5. You may be staying in an Oceanside beach bungalow named something fancy like “Costa Dulce,” but you can always rename it for the stray dogs running through your yard: Casa de dog rape.

A sunset. No dog rape.

6. You can kill a blue crab with your flip-flop, but they will always win. And come back. And sometimes you need to let the blue crabs have the fucking bedroom and you take the couch.

7. Gringos need coffee.

8. If you are truly, pathetically addicted to coffee, you will find a way to make it, even if you have half a broken French Press, no filters and can’t figure out how to light the stove.

9. “Survivor Nicaragua” is total bullshit. If you watch that show, that is our beach and jungle where we stayed. And If we ever were to see a boa constrictor, I would’ve had it totally under control.

Our view. Seriously. That's Costa Rica on the other side.

10. Vegetarians taste the best—in oral sex and cannibalism. This is the kind of philosophy that emerges after smoking a lot of free ditch weed and discussing cannibalism at length.

11. If you cut your toe surfing and are bleeding, a shark will probably not attack you.

I am surfing! I am surfing on a baby wave!

12. Sexo de tortuga—or the mating of sea turtles—is pretty awesome to watch. Also the birth of turtles, crawling their little ways out of the sand.

Baby turtles, the result of sexo de tortuga.

13. Watching whales and dolphins play in their natural habitat in the ocean kicks the ass out of seeing them in captivity. Seriously, watch “The Cove,” and ban so-called “sea world” type parks from your life.

14. When buying cookies south of the border, let the person in your group making said cookie-decision purchase take that decision very fucking seriously.

15. “Don’t sponch on me.” Google it.

Sponch! Now with more Sponch.

16. If you borrow a Chevy Astro circa 1991 from your buddy and it starts to billow out steam, yep, you probably blew a radiator hose.

Our awesome guide, Gonzalo, trying to fix our bitchin' van.

17. Children need not be screaming, demanding, entitled pieces of shit. In fact, they can be quite lovely.

18. “Thank you for you.”

19. Learn some Spanish. Or some other language. But leche, bano and pornografia will get you pretty far.

20. Road beers at 10 a.m. are pretty fucking awesome.

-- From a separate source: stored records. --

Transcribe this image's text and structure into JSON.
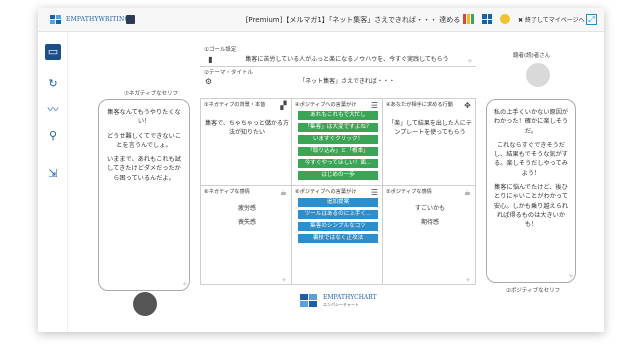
{
  "app": {
    "logo_text": "EMPATHYWRITING",
    "doc_title": "[Premium]【メルマガ1】「ネット集客」さえできれば・・・ 達める",
    "exit_label": "終了してマイページへ"
  },
  "goal": {
    "label": "①ゴール設定",
    "text": "集客に苦労している人がふっと楽になるノウハウを、今すぐ実践してもらう"
  },
  "theme": {
    "label": "②テーマ・タイトル",
    "text": "「ネット集客」さえできれば・・・"
  },
  "reader": {
    "label": "聴者(読)者さん",
    "negative_label": "⑦ネガティブなセリフ",
    "negative_lines": [
      "集客なんてもうやりたくない！",
      "どうせ難しくてできないことを言うんでしょ。",
      "いままで、あれもこれも試してきたけどダメだったから困っているんだよ。"
    ],
    "positive_label": "②ポジティブなセリフ",
    "positive_lines": [
      "私の上手くいかない原因がわかった！確かに楽しそうだ。",
      "これならすぐできそうだし、結果もでそうな気がする。楽しそうだしやってみよう！",
      "集客に悩んでたけど、後ひとりにゃいことがわかって安心。しかも乗り越えられれば得るものは大きいかも！"
    ]
  },
  "chart": {
    "cell3": {
      "label": "③ネガティブの背景・本音",
      "text": "集客で、ちゃちゃっと儲かる方法が知りたい"
    },
    "cell4": {
      "label": "④ポジティブへの言葉がけ",
      "tags": [
        "あれもこれもで大忙し",
        "「集客」は大変ですよね？",
        "いますぐクリック！",
        "「取り込み」と「根本」",
        "今すぐやってほしい！面...",
        "はじめの一歩"
      ]
    },
    "cell5": {
      "label": "④あなたが相手に求める行動",
      "text": "「楽」して結果を出した人にテンプレートを使ってもらう"
    },
    "cell6": {
      "label": "⑥ネガティブな感情",
      "words": [
        "疲労感",
        "喪失感"
      ]
    },
    "cell7": {
      "label": "⑥ポジティブへの言葉がけ",
      "tags": [
        "追加提案",
        "ツールはあるのに上手く...",
        "集客のシンプルなコツ",
        "裏技ではなく正攻法"
      ]
    },
    "cell8": {
      "label": "⑤ポジティブな感情",
      "words": [
        "すごいかも",
        "期待感"
      ]
    }
  },
  "footer": {
    "logo_main": "EMPATHYCHART",
    "logo_sub": "エンパシーチャート"
  },
  "colors": {
    "accent": "#1b5fa8",
    "tag_green": "#3aa655",
    "tag_blue": "#2b8fcf"
  }
}
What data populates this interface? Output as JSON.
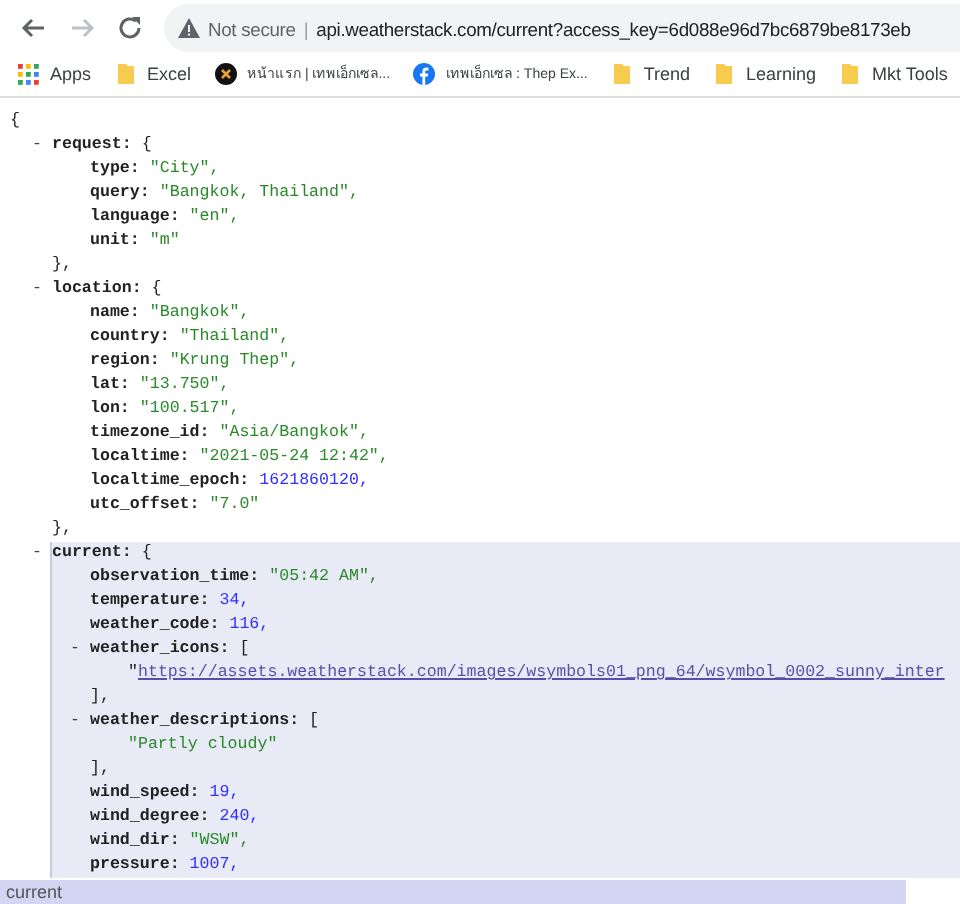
{
  "omnibox": {
    "security": "Not secure",
    "separator": "|",
    "url": "api.weatherstack.com/current?access_key=6d088e96d7bc6879be8173eb"
  },
  "bookmarks": [
    {
      "label": "Apps",
      "kind": "apps"
    },
    {
      "label": "Excel",
      "kind": "folder"
    },
    {
      "label": "หน้าแรก | เทพเอ็กเซล...",
      "kind": "site"
    },
    {
      "label": "เทพเอ็กเซล : Thep Ex...",
      "kind": "facebook"
    },
    {
      "label": "Trend",
      "kind": "folder"
    },
    {
      "label": "Learning",
      "kind": "folder"
    },
    {
      "label": "Mkt Tools",
      "kind": "folder"
    }
  ],
  "json_view": {
    "open": "{",
    "nodes": [
      {
        "toggle": "-",
        "key": "request:",
        "open": "{",
        "close": "},",
        "selected": false,
        "children": [
          {
            "key": "type:",
            "value": "\"City\",",
            "kind": "string"
          },
          {
            "key": "query:",
            "value": "\"Bangkok, Thailand\",",
            "kind": "string"
          },
          {
            "key": "language:",
            "value": "\"en\",",
            "kind": "string"
          },
          {
            "key": "unit:",
            "value": "\"m\"",
            "kind": "string"
          }
        ]
      },
      {
        "toggle": "-",
        "key": "location:",
        "open": "{",
        "close": "},",
        "selected": false,
        "children": [
          {
            "key": "name:",
            "value": "\"Bangkok\",",
            "kind": "string"
          },
          {
            "key": "country:",
            "value": "\"Thailand\",",
            "kind": "string"
          },
          {
            "key": "region:",
            "value": "\"Krung Thep\",",
            "kind": "string"
          },
          {
            "key": "lat:",
            "value": "\"13.750\",",
            "kind": "string"
          },
          {
            "key": "lon:",
            "value": "\"100.517\",",
            "kind": "string"
          },
          {
            "key": "timezone_id:",
            "value": "\"Asia/Bangkok\",",
            "kind": "string"
          },
          {
            "key": "localtime:",
            "value": "\"2021-05-24 12:42\",",
            "kind": "string"
          },
          {
            "key": "localtime_epoch:",
            "value": "1621860120,",
            "kind": "number"
          },
          {
            "key": "utc_offset:",
            "value": "\"7.0\"",
            "kind": "string"
          }
        ]
      },
      {
        "toggle": "-",
        "key": "current:",
        "open": "{",
        "selected": true,
        "children": [
          {
            "key": "observation_time:",
            "value": "\"05:42 AM\",",
            "kind": "string"
          },
          {
            "key": "temperature:",
            "value": "34,",
            "kind": "number"
          },
          {
            "key": "weather_code:",
            "value": "116,",
            "kind": "number"
          },
          {
            "toggle": "-",
            "key": "weather_icons:",
            "open": "[",
            "close": "],",
            "selected": false,
            "children": [
              {
                "kind": "link",
                "quote": "\"",
                "value": "https://assets.weatherstack.com/images/wsymbols01_png_64/wsymbol_0002_sunny_inter"
              }
            ]
          },
          {
            "toggle": "-",
            "key": "weather_descriptions:",
            "open": "[",
            "close": "],",
            "selected": false,
            "children": [
              {
                "value": "\"Partly cloudy\"",
                "kind": "string"
              }
            ]
          },
          {
            "key": "wind_speed:",
            "value": "19,",
            "kind": "number"
          },
          {
            "key": "wind_degree:",
            "value": "240,",
            "kind": "number"
          },
          {
            "key": "wind_dir:",
            "value": "\"WSW\",",
            "kind": "string"
          },
          {
            "key": "pressure:",
            "value": "1007,",
            "kind": "number"
          }
        ]
      }
    ]
  },
  "status_bar": "current"
}
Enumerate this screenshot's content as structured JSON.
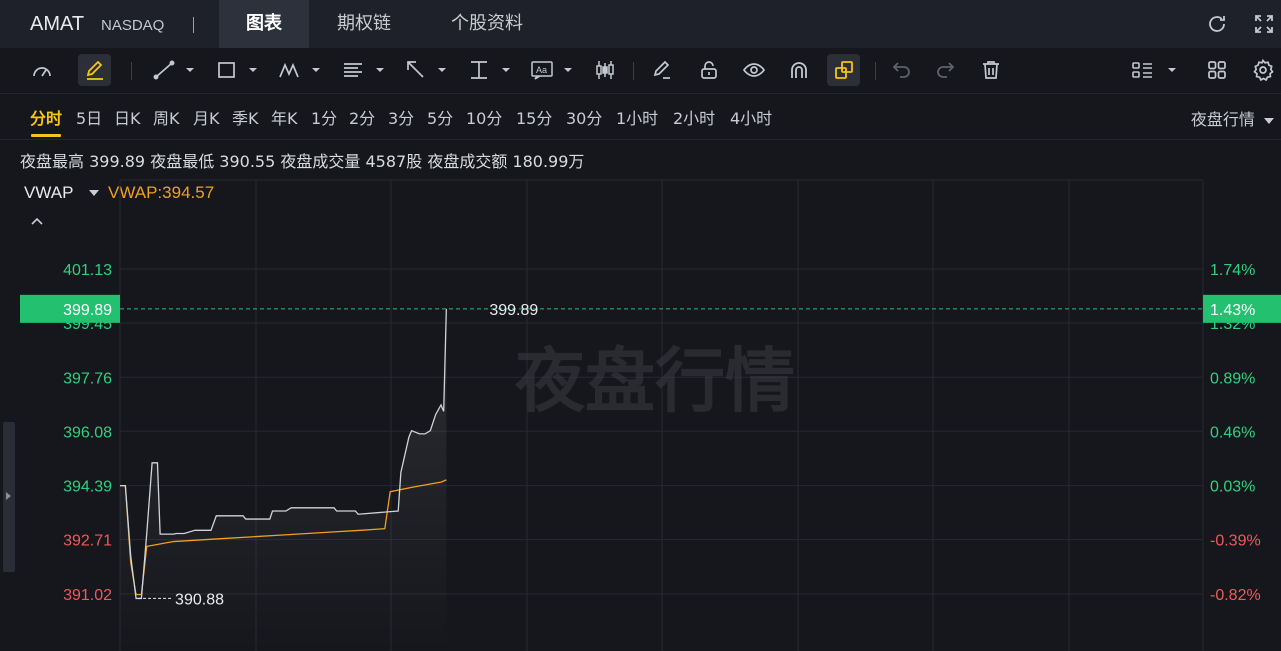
{
  "header": {
    "ticker": "AMAT",
    "exchange": "NASDAQ",
    "tabs": [
      {
        "label": "图表",
        "active": true
      },
      {
        "label": "期权链",
        "active": false
      },
      {
        "label": "个股资料",
        "active": false
      }
    ],
    "icons": [
      "refresh-icon",
      "fullscreen-icon"
    ]
  },
  "toolbar": {
    "tools": [
      "indicator-gauge-icon",
      "drawing-pencil-icon",
      "trend-line-icon",
      "rectangle-icon",
      "pattern-icon",
      "fibonacci-icon",
      "arrow-icon",
      "measure-icon",
      "text-annotation-icon",
      "candlestick-icon",
      "eraser-icon",
      "lock-icon",
      "eye-icon",
      "magnet-icon",
      "link-mode-icon",
      "undo-icon",
      "redo-icon",
      "trash-icon",
      "layout-list-icon",
      "grid-icon",
      "settings-icon"
    ],
    "text_tool_label": "Aa"
  },
  "periods": {
    "items": [
      "分时",
      "5日",
      "日K",
      "周K",
      "月K",
      "季K",
      "年K",
      "1分",
      "2分",
      "3分",
      "5分",
      "10分",
      "15分",
      "30分",
      "1小时",
      "2小时",
      "4小时"
    ],
    "active": "分时",
    "session_select": "夜盘行情"
  },
  "stats": {
    "high_label": "夜盘最高",
    "high_value": "399.89",
    "low_label": "夜盘最低",
    "low_value": "390.55",
    "volume_label": "夜盘成交量",
    "volume_value": "4587股",
    "turnover_label": "夜盘成交额",
    "turnover_value": "180.99万"
  },
  "indicator": {
    "name": "VWAP",
    "value_text": "VWAP:394.57"
  },
  "chart_data": {
    "type": "line",
    "watermark": "夜盘行情",
    "ylim": [
      390.2,
      402.6
    ],
    "x_range": [
      0,
      240
    ],
    "y_ticks": [
      {
        "value": 401.13,
        "label": "401.13",
        "pct": "1.74%"
      },
      {
        "value": 399.45,
        "label": "399.45",
        "pct": "1.32%"
      },
      {
        "value": 397.76,
        "label": "397.76",
        "pct": "0.89%"
      },
      {
        "value": 396.08,
        "label": "396.08",
        "pct": "0.46%"
      },
      {
        "value": 394.39,
        "label": "394.39",
        "pct": "0.03%"
      },
      {
        "value": 392.71,
        "label": "392.71",
        "pct": "-0.39%"
      },
      {
        "value": 391.02,
        "label": "391.02",
        "pct": "-0.82%"
      }
    ],
    "ref_price": 394.27,
    "colors": {
      "up": "#2fd180",
      "down": "#ef5a5a",
      "price": "#d0d3d8",
      "vwap": "#f0a020",
      "current": "#23c16f"
    },
    "current": {
      "value": 399.89,
      "label": "399.89",
      "pct": "1.43%"
    },
    "high_annotation": {
      "x": 61,
      "value": 399.89,
      "label": "399.89"
    },
    "low_annotation": {
      "x": 3,
      "value": 390.88,
      "label": "390.88"
    },
    "series": [
      {
        "name": "price",
        "x": [
          0,
          1,
          2,
          3,
          4,
          5,
          6,
          7,
          7.5,
          10,
          10.5,
          12,
          14,
          17,
          18,
          19,
          23,
          23.5,
          28,
          28.5,
          31,
          32,
          40,
          40.5,
          44,
          44.5,
          52,
          52.5,
          54,
          54.5,
          56,
          57,
          58,
          59,
          60,
          60.5,
          61
        ],
        "y": [
          394.39,
          394.39,
          392.2,
          390.88,
          390.88,
          392.9,
          395.1,
          395.1,
          392.88,
          392.88,
          392.9,
          392.9,
          393.0,
          393.0,
          393.45,
          393.45,
          393.45,
          393.35,
          393.35,
          393.6,
          393.6,
          393.7,
          393.7,
          393.6,
          393.6,
          393.5,
          393.6,
          394.8,
          395.9,
          396.1,
          396.0,
          396.0,
          396.1,
          396.6,
          396.9,
          396.7,
          399.89
        ]
      },
      {
        "name": "VWAP",
        "x": [
          0,
          1,
          2,
          3,
          4,
          5,
          10,
          15,
          20,
          25,
          30,
          40,
          45,
          49.5,
          50.5,
          55,
          60,
          61
        ],
        "y": [
          394.39,
          394.39,
          392.0,
          391.0,
          391.0,
          392.5,
          392.65,
          392.7,
          392.75,
          392.8,
          392.85,
          392.95,
          393.0,
          393.05,
          394.2,
          394.35,
          394.5,
          394.57
        ]
      }
    ]
  }
}
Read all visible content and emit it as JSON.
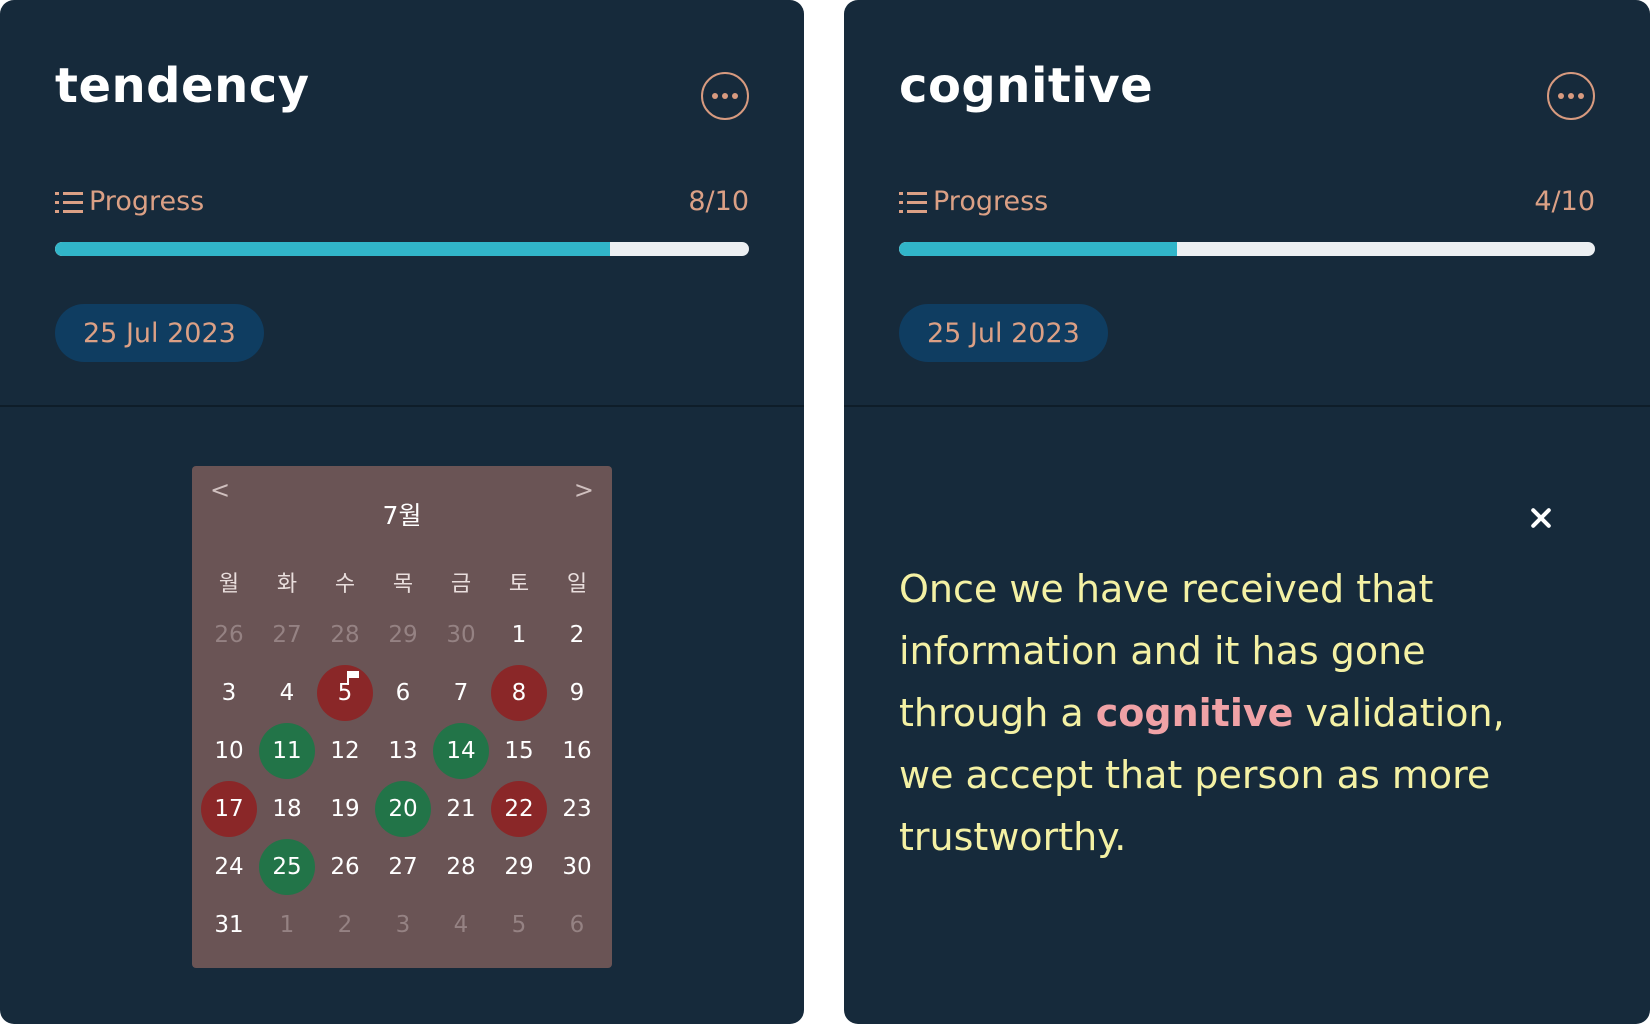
{
  "cards": [
    {
      "title": "tendency",
      "progress": {
        "label": "Progress",
        "count": "8/10",
        "value": 0.8
      },
      "date": "25 Jul 2023"
    },
    {
      "title": "cognitive",
      "progress": {
        "label": "Progress",
        "count": "4/10",
        "value": 0.4
      },
      "date": "25 Jul 2023"
    }
  ],
  "calendar": {
    "prev": "<",
    "next": ">",
    "month": "7월",
    "weekdays": [
      "월",
      "화",
      "수",
      "목",
      "금",
      "토",
      "일"
    ],
    "days": [
      {
        "n": "26",
        "other": true
      },
      {
        "n": "27",
        "other": true
      },
      {
        "n": "28",
        "other": true
      },
      {
        "n": "29",
        "other": true
      },
      {
        "n": "30",
        "other": true
      },
      {
        "n": "1"
      },
      {
        "n": "2"
      },
      {
        "n": "3"
      },
      {
        "n": "4"
      },
      {
        "n": "5",
        "status": "red",
        "flag": true
      },
      {
        "n": "6"
      },
      {
        "n": "7"
      },
      {
        "n": "8",
        "status": "red"
      },
      {
        "n": "9"
      },
      {
        "n": "10"
      },
      {
        "n": "11",
        "status": "green"
      },
      {
        "n": "12"
      },
      {
        "n": "13"
      },
      {
        "n": "14",
        "status": "green"
      },
      {
        "n": "15"
      },
      {
        "n": "16"
      },
      {
        "n": "17",
        "status": "red"
      },
      {
        "n": "18"
      },
      {
        "n": "19"
      },
      {
        "n": "20",
        "status": "green"
      },
      {
        "n": "21"
      },
      {
        "n": "22",
        "status": "red"
      },
      {
        "n": "23"
      },
      {
        "n": "24"
      },
      {
        "n": "25",
        "status": "green"
      },
      {
        "n": "26"
      },
      {
        "n": "27"
      },
      {
        "n": "28"
      },
      {
        "n": "29"
      },
      {
        "n": "30"
      },
      {
        "n": "31"
      },
      {
        "n": "1",
        "other": true
      },
      {
        "n": "2",
        "other": true
      },
      {
        "n": "3",
        "other": true
      },
      {
        "n": "4",
        "other": true
      },
      {
        "n": "5",
        "other": true
      },
      {
        "n": "6",
        "other": true
      }
    ]
  },
  "quote": {
    "before": "Once we have received that information and it has gone through a ",
    "highlight": "cognitive",
    "after": " validation, we accept that person as more trustworthy."
  },
  "colors": {
    "card_bg": "#162a3b",
    "accent": "#dba085",
    "progress_fill": "#31b5c9",
    "red_day": "#8a2728",
    "green_day": "#227448",
    "quote_text": "#f4f1a4",
    "quote_highlight": "#f0a2a6"
  }
}
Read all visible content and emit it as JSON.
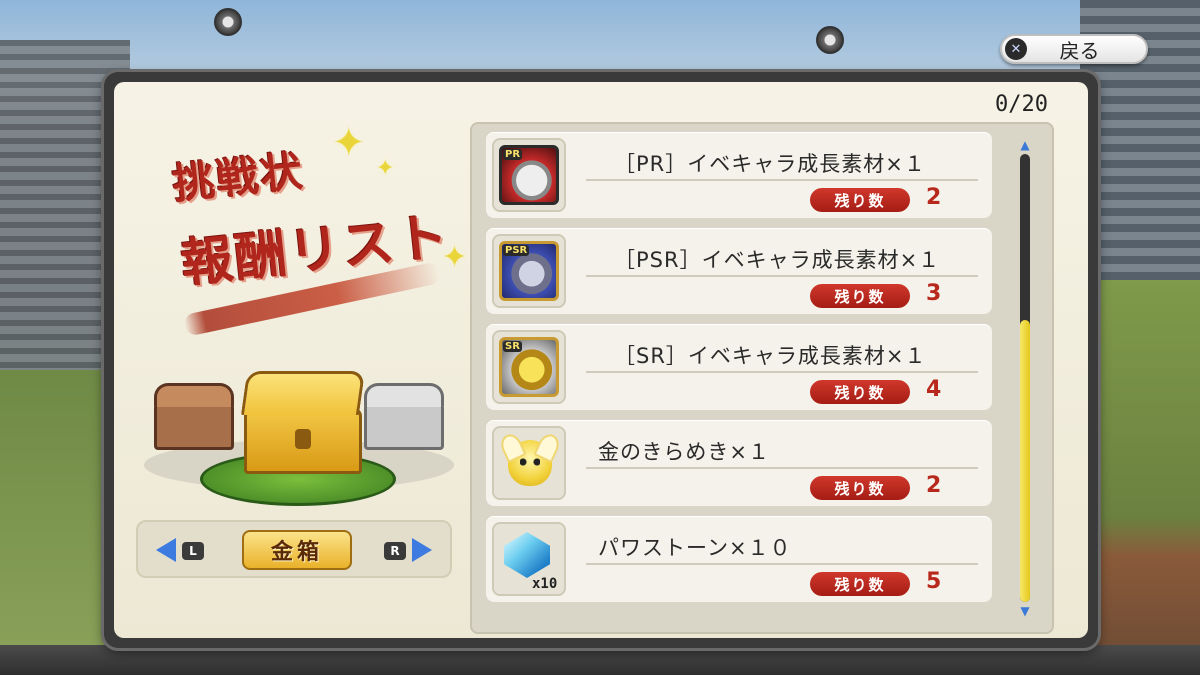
{
  "header": {
    "back_label": "戻る",
    "back_key": "✕"
  },
  "title": {
    "line1": "挑戦状",
    "line2": "報酬リスト"
  },
  "counter": "0/20",
  "selector": {
    "left_key": "L",
    "right_key": "R",
    "current_box": "金箱"
  },
  "rewards": [
    {
      "name": "［PR］イベキャラ成長素材×１",
      "remain_label": "残り数",
      "remain": "2",
      "icon": "pr-card-icon",
      "badge": "PR"
    },
    {
      "name": "［PSR］イベキャラ成長素材×１",
      "remain_label": "残り数",
      "remain": "3",
      "icon": "psr-card-icon",
      "badge": "PSR"
    },
    {
      "name": "［SR］イベキャラ成長素材×１",
      "remain_label": "残り数",
      "remain": "4",
      "icon": "sr-card-icon",
      "badge": "SR"
    },
    {
      "name": "金のきらめき×１",
      "remain_label": "残り数",
      "remain": "2",
      "icon": "gold-sparkle-fairy-icon"
    },
    {
      "name": "パワストーン×１０",
      "remain_label": "残り数",
      "remain": "5",
      "icon": "powerstone-gem-icon",
      "qty": "x10"
    }
  ],
  "scroll": {
    "thumb_start": 0.37,
    "thumb_end": 1.0
  },
  "colors": {
    "accent_red": "#b8281c",
    "badge_red": "#d0382b",
    "scroll_thumb": "#f2dc3a",
    "arrow_blue": "#3d7be0"
  }
}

When a dude with a machete walks by, you just let him. Good rule for life.

*All pics except surfing one shot by Margaret Hester, who is an awesome photographer. Seriously, hire her.